• [Task details]: Search the records below for the word "false". Pull out each line that has it.

• [Record extracts]:
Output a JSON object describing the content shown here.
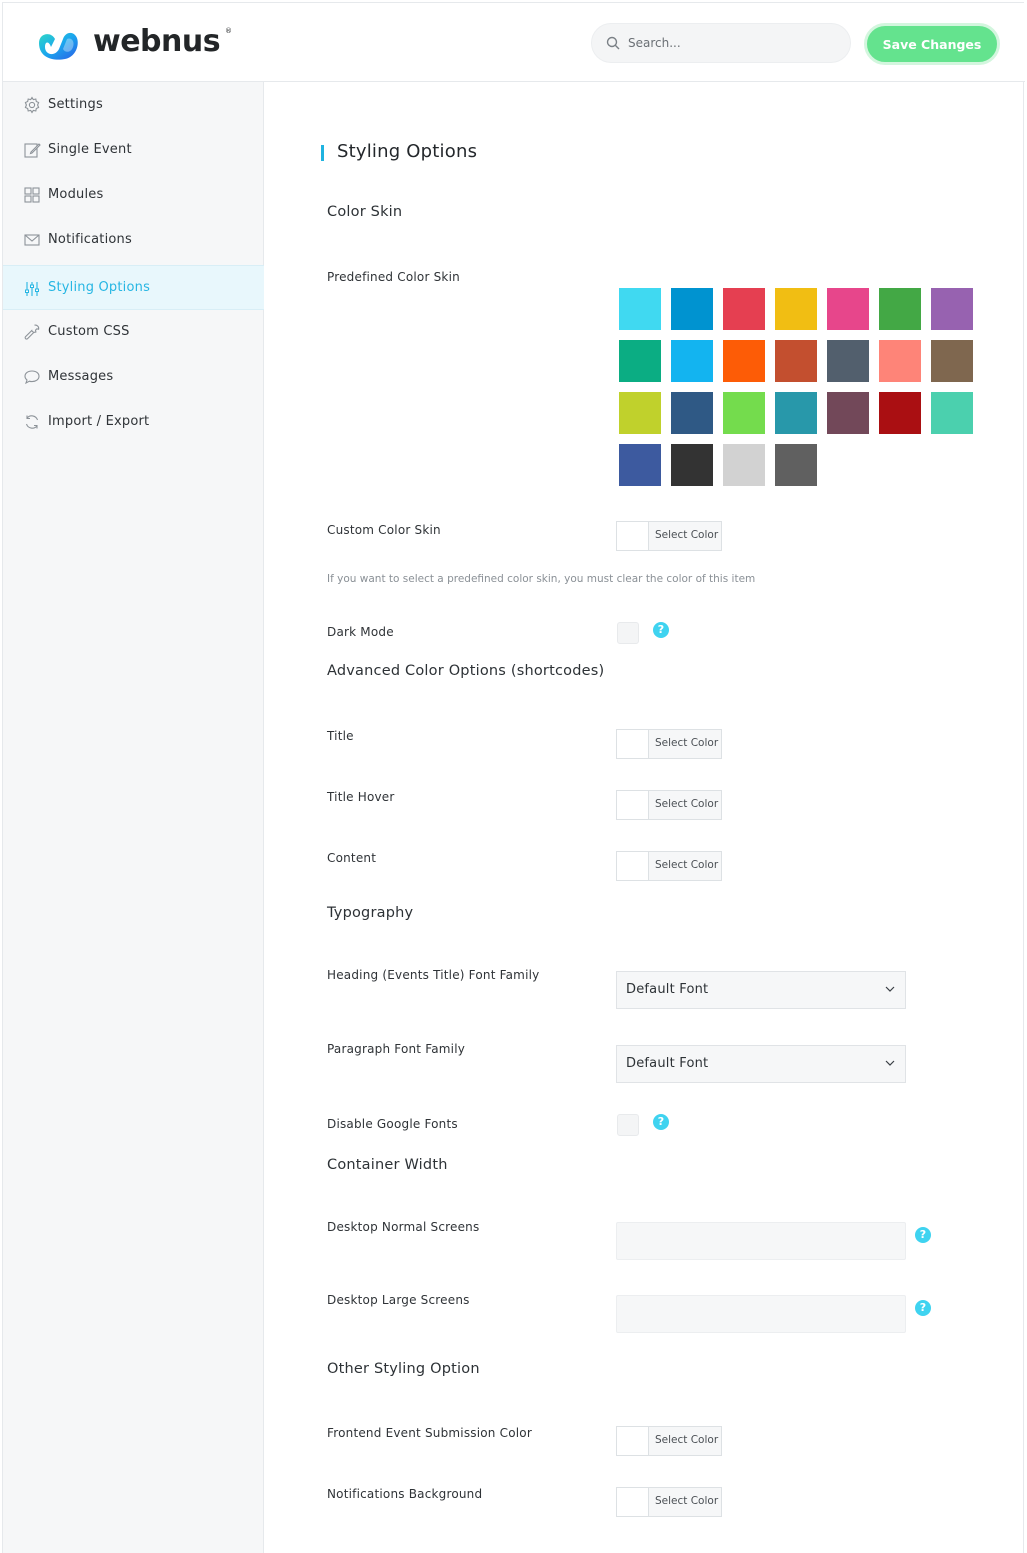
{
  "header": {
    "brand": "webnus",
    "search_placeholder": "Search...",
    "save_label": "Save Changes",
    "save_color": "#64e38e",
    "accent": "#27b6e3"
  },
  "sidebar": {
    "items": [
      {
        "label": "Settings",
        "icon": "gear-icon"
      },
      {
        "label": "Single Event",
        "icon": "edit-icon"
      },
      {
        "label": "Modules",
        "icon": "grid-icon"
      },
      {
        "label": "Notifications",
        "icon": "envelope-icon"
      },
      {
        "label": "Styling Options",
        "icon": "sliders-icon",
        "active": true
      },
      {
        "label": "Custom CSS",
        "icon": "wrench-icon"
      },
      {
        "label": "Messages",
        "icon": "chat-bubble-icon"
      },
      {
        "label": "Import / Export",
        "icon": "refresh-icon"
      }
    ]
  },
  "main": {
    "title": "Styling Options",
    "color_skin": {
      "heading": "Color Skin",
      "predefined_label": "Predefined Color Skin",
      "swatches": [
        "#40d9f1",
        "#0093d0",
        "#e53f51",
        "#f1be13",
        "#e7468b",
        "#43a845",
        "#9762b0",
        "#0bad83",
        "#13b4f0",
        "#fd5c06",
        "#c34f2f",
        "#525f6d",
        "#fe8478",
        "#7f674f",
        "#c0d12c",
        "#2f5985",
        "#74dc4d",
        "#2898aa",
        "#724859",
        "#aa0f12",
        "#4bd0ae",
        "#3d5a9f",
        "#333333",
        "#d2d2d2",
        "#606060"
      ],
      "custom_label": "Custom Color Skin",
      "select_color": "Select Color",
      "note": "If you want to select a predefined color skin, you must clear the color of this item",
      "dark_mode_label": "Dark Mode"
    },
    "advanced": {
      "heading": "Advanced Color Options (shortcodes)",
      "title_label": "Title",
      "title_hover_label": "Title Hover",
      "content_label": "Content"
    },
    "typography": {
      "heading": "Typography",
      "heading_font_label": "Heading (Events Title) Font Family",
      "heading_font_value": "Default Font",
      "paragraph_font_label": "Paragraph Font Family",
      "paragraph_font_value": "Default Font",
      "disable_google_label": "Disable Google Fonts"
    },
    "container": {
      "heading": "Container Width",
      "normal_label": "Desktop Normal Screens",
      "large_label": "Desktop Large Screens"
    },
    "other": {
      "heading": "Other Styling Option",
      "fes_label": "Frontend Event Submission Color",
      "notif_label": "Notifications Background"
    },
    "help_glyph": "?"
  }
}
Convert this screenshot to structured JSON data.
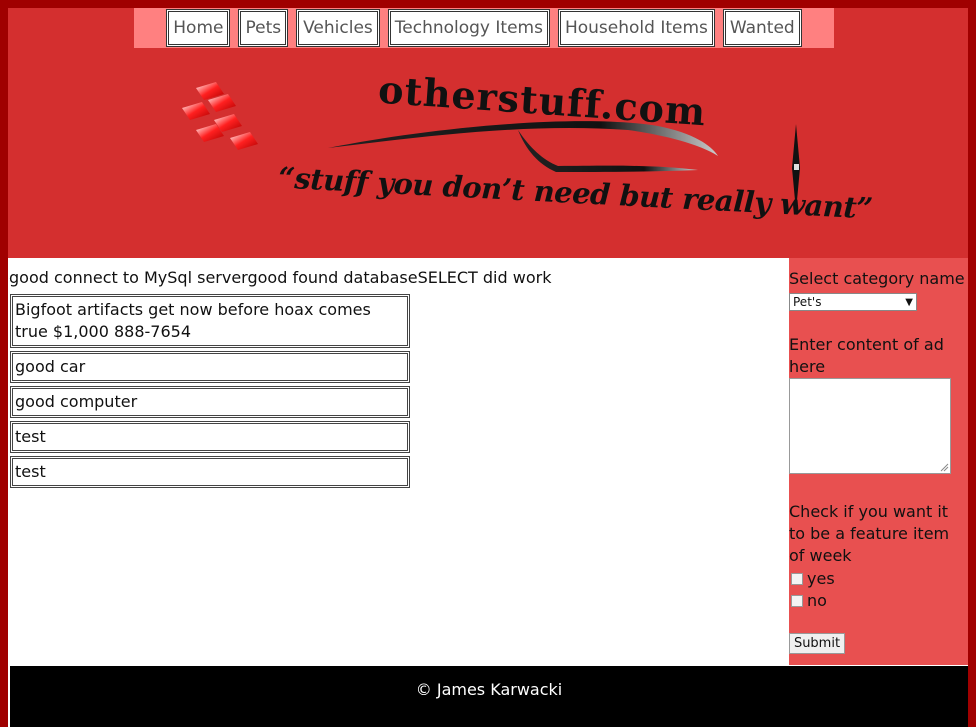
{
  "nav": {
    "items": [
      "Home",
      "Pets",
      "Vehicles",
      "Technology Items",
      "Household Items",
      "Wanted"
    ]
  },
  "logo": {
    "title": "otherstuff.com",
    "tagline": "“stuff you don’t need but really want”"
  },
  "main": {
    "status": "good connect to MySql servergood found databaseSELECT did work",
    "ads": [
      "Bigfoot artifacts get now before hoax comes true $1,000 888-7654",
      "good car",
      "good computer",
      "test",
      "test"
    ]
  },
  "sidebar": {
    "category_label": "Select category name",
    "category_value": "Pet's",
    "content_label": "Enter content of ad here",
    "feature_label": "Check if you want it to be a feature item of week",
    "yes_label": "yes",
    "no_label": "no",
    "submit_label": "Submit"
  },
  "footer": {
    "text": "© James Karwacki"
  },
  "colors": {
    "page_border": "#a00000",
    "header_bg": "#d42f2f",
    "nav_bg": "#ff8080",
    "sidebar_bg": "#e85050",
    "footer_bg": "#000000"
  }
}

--

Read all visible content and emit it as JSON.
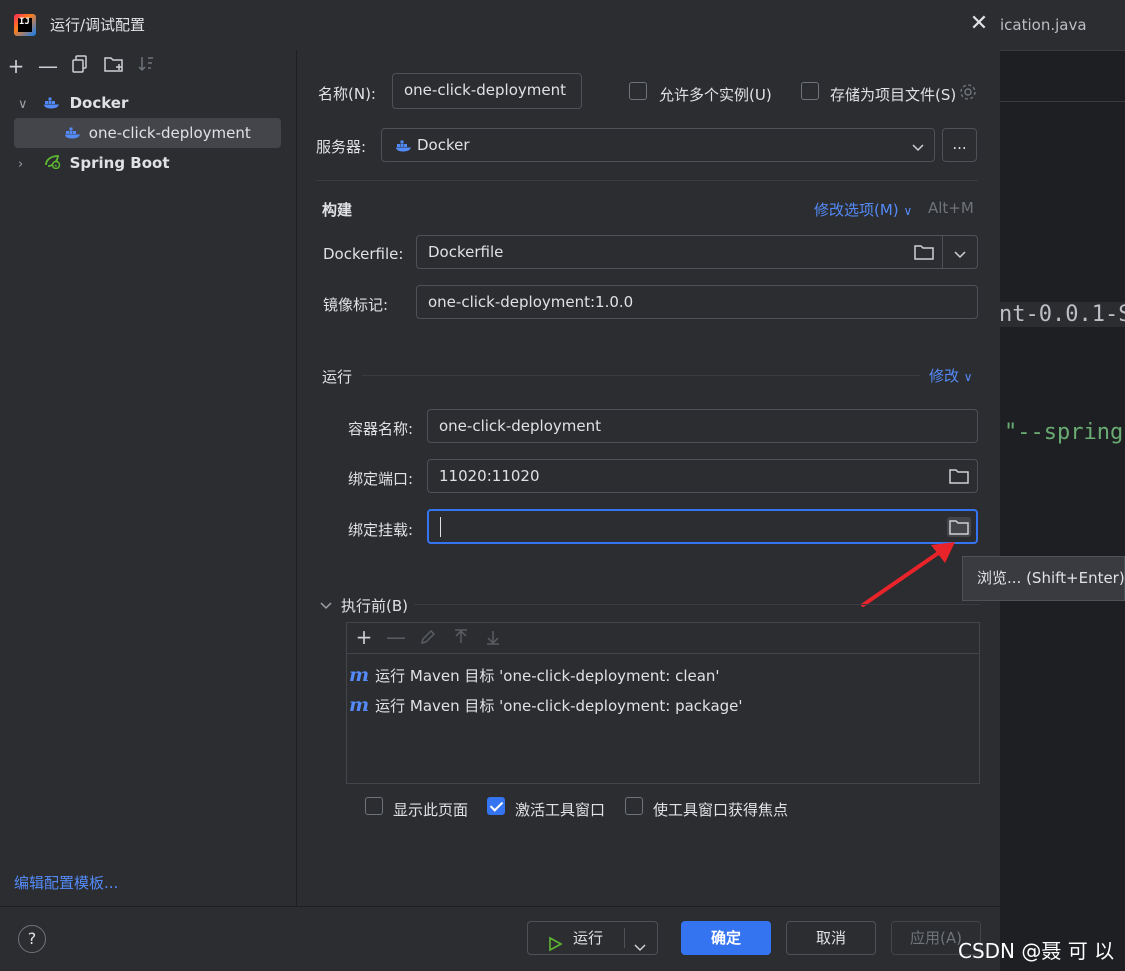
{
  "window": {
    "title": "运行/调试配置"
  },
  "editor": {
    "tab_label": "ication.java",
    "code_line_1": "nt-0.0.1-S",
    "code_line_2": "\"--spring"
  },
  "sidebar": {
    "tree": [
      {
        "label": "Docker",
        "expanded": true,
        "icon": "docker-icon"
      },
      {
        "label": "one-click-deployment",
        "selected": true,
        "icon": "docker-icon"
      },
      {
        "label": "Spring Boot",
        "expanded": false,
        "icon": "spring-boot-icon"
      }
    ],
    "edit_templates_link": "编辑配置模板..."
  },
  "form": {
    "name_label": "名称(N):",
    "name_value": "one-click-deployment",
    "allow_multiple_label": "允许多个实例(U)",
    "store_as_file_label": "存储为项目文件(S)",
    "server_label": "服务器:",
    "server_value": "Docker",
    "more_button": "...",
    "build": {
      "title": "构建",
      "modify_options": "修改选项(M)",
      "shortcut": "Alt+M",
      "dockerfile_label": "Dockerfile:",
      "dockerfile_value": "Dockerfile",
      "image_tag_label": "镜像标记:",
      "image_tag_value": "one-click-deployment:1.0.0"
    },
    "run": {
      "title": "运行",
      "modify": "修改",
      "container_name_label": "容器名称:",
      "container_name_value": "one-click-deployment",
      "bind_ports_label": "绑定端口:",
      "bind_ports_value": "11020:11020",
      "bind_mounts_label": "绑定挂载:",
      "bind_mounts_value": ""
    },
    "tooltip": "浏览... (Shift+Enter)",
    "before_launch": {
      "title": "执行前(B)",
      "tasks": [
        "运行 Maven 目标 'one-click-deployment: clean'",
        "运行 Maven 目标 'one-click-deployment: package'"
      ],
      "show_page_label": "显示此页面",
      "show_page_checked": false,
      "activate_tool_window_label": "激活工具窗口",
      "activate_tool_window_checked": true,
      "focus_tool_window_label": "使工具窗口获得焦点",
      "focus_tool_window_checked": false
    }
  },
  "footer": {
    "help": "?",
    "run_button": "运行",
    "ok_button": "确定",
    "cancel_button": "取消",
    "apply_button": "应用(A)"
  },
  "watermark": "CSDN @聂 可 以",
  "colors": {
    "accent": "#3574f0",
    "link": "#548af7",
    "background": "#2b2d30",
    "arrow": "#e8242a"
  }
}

• [Answer space]:
        "expanded": false,
      "show_page_checked": false,
      "focus_tool_window_checked": false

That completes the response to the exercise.